PROBLEM DESCRIPTION -> For the listing below, give the number of lines in which "label" occurs. Add nothing.

SUPPLIED MATERIAL ->
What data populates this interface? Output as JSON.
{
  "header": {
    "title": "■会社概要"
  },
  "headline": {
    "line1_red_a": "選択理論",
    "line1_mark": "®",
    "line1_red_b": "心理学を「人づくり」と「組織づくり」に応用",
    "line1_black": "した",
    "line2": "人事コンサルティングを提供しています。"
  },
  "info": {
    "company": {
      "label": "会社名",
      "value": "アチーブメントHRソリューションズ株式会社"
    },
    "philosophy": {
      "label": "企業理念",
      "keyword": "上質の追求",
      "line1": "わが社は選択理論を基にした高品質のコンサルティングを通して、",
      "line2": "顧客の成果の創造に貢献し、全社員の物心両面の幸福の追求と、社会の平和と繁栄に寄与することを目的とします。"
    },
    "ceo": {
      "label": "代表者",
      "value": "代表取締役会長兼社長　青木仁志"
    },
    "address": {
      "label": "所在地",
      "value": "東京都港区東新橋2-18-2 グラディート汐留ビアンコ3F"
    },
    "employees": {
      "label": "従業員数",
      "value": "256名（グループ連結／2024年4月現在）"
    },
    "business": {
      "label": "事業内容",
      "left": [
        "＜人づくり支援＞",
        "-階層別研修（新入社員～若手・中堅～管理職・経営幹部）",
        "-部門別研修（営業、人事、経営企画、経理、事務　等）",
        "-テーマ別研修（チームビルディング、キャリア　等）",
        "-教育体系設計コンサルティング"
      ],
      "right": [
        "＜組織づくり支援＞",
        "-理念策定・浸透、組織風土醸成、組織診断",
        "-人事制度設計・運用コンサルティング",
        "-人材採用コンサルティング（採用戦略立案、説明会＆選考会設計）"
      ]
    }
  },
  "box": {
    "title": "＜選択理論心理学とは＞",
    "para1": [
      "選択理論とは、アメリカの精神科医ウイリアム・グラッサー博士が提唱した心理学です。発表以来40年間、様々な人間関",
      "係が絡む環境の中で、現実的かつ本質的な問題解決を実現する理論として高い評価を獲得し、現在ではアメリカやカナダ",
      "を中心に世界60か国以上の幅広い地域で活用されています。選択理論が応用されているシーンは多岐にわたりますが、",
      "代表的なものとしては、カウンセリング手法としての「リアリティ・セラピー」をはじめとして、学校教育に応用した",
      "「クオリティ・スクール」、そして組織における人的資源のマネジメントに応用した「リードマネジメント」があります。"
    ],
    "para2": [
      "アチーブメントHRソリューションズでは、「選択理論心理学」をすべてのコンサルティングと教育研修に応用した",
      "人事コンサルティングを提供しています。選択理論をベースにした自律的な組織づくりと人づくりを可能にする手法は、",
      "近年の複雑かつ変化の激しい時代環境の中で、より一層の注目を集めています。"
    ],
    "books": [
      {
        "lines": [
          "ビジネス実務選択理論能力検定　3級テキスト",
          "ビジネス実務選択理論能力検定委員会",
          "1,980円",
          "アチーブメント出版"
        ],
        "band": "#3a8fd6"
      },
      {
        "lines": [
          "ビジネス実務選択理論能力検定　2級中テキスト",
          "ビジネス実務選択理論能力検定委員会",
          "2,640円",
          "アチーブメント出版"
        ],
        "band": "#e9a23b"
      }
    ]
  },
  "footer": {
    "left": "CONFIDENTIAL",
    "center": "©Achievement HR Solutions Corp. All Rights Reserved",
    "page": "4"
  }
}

REPLY -> 6